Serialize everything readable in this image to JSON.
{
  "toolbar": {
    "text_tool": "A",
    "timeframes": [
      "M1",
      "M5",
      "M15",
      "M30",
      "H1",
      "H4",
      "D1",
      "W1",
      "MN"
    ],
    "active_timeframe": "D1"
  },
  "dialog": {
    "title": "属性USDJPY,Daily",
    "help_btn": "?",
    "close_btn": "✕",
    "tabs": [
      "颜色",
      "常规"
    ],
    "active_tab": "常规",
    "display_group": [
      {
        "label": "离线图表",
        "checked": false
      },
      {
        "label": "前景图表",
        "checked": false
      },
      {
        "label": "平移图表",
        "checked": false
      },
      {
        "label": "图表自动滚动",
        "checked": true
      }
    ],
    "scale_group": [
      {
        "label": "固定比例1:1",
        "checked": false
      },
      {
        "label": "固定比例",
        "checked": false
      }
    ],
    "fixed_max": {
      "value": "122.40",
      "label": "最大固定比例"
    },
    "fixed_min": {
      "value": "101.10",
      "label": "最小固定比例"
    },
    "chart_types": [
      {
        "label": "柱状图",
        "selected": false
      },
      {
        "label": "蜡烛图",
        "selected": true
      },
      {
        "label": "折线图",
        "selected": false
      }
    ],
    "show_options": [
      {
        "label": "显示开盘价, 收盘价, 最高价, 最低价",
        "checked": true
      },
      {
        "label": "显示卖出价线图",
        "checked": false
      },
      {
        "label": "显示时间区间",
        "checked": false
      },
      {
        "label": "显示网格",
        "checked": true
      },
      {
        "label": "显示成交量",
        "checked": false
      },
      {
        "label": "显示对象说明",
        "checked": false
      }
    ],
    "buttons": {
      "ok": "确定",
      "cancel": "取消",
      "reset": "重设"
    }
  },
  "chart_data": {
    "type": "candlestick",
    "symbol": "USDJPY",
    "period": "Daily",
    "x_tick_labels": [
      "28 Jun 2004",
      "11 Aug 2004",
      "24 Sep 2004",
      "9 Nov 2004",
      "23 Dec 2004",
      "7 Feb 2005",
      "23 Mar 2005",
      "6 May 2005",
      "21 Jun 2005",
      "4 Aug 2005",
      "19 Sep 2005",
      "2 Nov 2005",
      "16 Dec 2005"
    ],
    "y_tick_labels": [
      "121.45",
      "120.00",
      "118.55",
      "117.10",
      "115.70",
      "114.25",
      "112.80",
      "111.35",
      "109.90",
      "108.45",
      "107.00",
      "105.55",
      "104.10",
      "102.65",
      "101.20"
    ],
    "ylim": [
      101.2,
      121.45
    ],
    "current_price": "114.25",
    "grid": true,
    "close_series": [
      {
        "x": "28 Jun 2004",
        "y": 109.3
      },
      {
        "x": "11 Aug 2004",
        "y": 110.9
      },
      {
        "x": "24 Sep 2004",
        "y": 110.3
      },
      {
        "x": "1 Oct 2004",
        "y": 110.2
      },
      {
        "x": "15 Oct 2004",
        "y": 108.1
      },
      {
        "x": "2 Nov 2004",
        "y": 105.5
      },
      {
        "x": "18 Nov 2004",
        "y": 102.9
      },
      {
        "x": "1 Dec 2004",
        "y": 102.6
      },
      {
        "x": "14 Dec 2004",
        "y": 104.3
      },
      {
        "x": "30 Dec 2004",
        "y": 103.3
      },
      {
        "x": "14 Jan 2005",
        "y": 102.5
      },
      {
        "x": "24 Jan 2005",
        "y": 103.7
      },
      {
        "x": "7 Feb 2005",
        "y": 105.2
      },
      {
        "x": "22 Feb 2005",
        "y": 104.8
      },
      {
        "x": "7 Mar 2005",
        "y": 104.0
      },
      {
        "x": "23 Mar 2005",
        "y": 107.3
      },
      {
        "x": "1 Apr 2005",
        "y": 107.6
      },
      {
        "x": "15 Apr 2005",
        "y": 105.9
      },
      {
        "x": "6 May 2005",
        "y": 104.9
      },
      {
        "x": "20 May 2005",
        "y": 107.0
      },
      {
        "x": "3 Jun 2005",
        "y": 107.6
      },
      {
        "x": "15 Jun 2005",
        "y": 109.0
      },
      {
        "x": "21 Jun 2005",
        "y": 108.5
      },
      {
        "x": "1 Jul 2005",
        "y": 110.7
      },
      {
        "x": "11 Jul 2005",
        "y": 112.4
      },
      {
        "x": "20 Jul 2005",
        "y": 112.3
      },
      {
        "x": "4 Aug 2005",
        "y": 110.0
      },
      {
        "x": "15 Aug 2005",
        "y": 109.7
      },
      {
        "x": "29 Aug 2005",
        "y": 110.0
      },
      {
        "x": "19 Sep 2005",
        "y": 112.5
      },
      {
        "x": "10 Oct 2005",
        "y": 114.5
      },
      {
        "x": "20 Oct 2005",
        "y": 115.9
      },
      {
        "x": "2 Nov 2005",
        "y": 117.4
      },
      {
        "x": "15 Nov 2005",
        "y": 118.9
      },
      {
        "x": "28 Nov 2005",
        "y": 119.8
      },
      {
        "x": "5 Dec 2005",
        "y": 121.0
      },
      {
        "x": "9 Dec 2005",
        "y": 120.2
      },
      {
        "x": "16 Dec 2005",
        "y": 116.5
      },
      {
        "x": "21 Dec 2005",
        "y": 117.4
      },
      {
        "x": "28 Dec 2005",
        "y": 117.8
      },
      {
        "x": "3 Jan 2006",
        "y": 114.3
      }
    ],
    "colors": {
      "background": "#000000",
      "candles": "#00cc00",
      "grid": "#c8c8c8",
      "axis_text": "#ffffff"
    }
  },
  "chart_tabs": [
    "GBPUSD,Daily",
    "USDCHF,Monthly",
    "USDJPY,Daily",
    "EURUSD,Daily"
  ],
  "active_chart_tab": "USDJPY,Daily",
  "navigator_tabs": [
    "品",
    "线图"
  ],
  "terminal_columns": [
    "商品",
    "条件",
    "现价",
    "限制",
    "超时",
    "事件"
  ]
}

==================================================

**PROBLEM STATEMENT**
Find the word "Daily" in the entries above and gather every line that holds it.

**FINAL ANSWER**
    "title": "属性USDJPY,Daily",
    "period": "Daily",
    "GBPUSD,Daily",
    "USDJPY,Daily",
    "EURUSD,Daily"
  "active_chart_tab": "USDJPY,Daily",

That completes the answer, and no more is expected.